One further observation is that

1) if behavior by itself is not evil
2) some acts are justified because of an evil world
3) God never sins
4) Everything we do is laced with sin
5) Acts are caused by both God and us

Then things that are evil for us to do are not evil for God to do. This is what typically troubles us, but it follows if 1-5 are all true. We want to be able to say that we can be as good as God by exhibiting good behavior. We also want to say that God can do evil when we must live in a world that is cursed and difficult because of the sin of our father, Adam, that we have perpetuated generation after generation since then by the mere fact that we have been born separated from God. So it is our guilt that must be addressed, not God's. So even if God directly causes our difficulties, it is on account of our sin, not his.

Friday, December 7, 2012

Why Do We Educate People?

Al Mohler published a blog article recently about the inequality of families with good parents versus bad parents:

President Hollande wants to end homework in order to level the playing field for the nation’s students. As France 24 reports, Hollande told an audience at The Sorbonne, “An education program is, by definition, a societal program. Work should be done at school, rather than at home.”
He went on to explain that it was unfair for students with parents who are engaged with their schoolwork to gain an educational advantage over others, whose parents do not offer such support.

Dr. Mohler points out correctly that good parents are important for their children, even beyond the quality of education that they receive.

However, I want to take this in a different direction. Dr. Mohler, in summing up President Hollande's statements, points out that it is "unfair for students with parents who are engaged with their schoolwork to gain an educational advantage over others." (emphasis mine) The implication is that education is a matter of competition. In this view, the goal of education is to do better than others so that you can help yourself.

My understanding of education has always been that the goal is for each student to do better at the end of any course of study than what they did at the beginning. In other words, the goal of education is a personal struggle against ignorance.

But that's not and end in itself. There's a larger goal.

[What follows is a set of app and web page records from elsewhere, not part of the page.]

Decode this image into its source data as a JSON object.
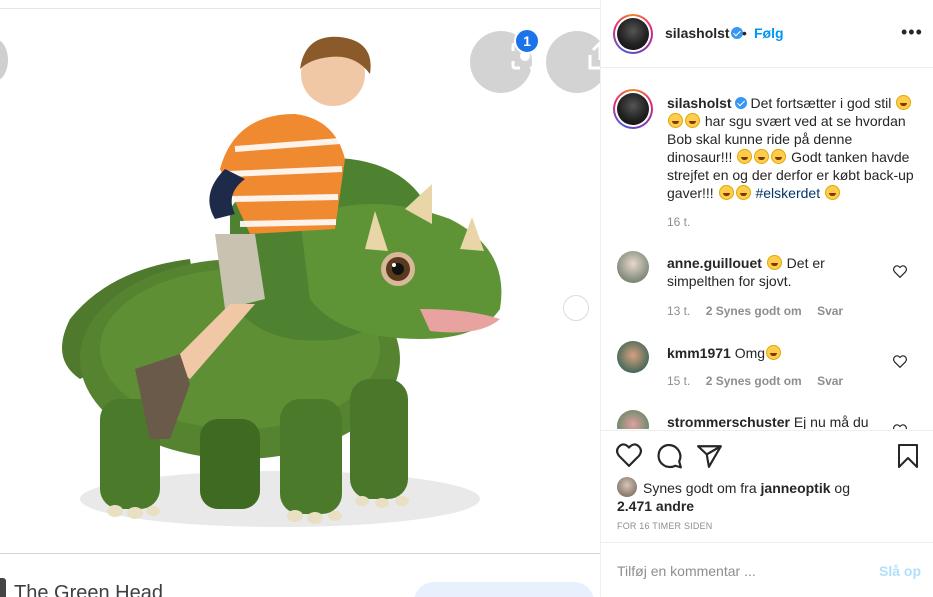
{
  "media": {
    "lens_badge": "1",
    "source_title": "The Green Head"
  },
  "post": {
    "username": "silasholst",
    "follow_label": "Følg",
    "dot": "•",
    "more_label": "•••",
    "caption_part1": "Det fortsætter i god stil",
    "caption_part2": "har sgu svært ved at se hvordan Bob skal kunne ride på denne dinosaur!!!",
    "caption_part3": "Godt tanken havde strejfet en og der derfor er købt back-up gaver!!!",
    "hashtag": "#elskerdet",
    "caption_time": "16 t."
  },
  "comments": [
    {
      "username": "anne.guillouet",
      "text": "Det er simpelthen for sjovt.",
      "time": "13 t.",
      "likes": "2 Synes godt om",
      "reply": "Svar"
    },
    {
      "username": "kmm1971",
      "text": "Omg",
      "time": "15 t.",
      "likes": "2 Synes godt om",
      "reply": "Svar"
    },
    {
      "username": "strommerschuster",
      "text": "Ej nu må du"
    }
  ],
  "likes": {
    "prefix": "Synes godt om fra",
    "by_user": "janneoptik",
    "connector": "og",
    "count": "2.471 andre"
  },
  "timestamp": "FOR 16 TIMER SIDEN",
  "add_comment": {
    "placeholder": "Tilføj en kommentar ...",
    "post_label": "Slå op"
  }
}
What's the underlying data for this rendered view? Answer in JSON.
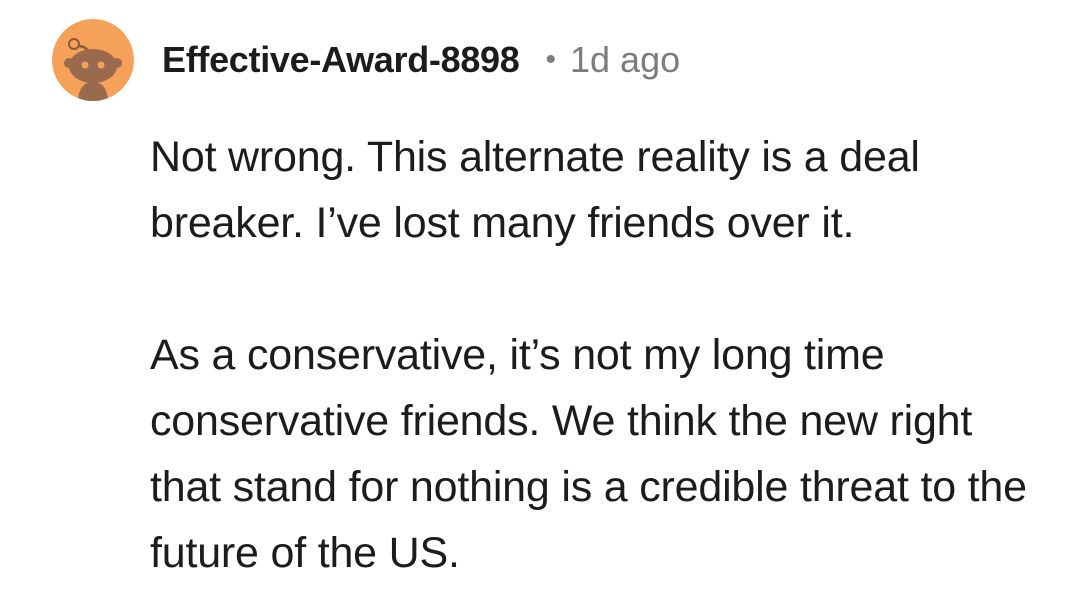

While we improve ourselves the goal is to contribute positively to society thereby helping others, not defeating them.

An observation I've often made is that it seems more acceptable to tout some talents than others. For example, it seems relatively acceptable for a good leader to say, "I'm good at leadership." But one talent it seems particularly unacceptable to tout is intelligence. If someone says, "I'm exceptionally intelligent," he or she is quickly labeled arrogant. The fact is that some people have a natural predisposition to great intelligence. For some reason people don't think that's fair. And this doesn't figure into President Hollande's idea for a "level playing field."

But this betrays the fact that it is fairly common to think of education, not as a benefit to society, but a benefit to individuals over others. The reason is because many people use greater academic achievement not primarily for the betterment of society, but for their own advancement in society. What most in secular society will ignore is that this is precisely evidence that people are basically evil.

So what are Christians to do?

First, we must recognize the God-given responsibility we have to train up our own children.

Second, we must vie to help them get the best education possible with the goal not of improving their own status, but for contributing positively to society, particularly in the fulfillment of the Great Commission.

So we have to stop looking at education as the means for achieving the best life for ourselves on this earth ans start looking at it as a means for drawing us closer to God by using our talents to help other people.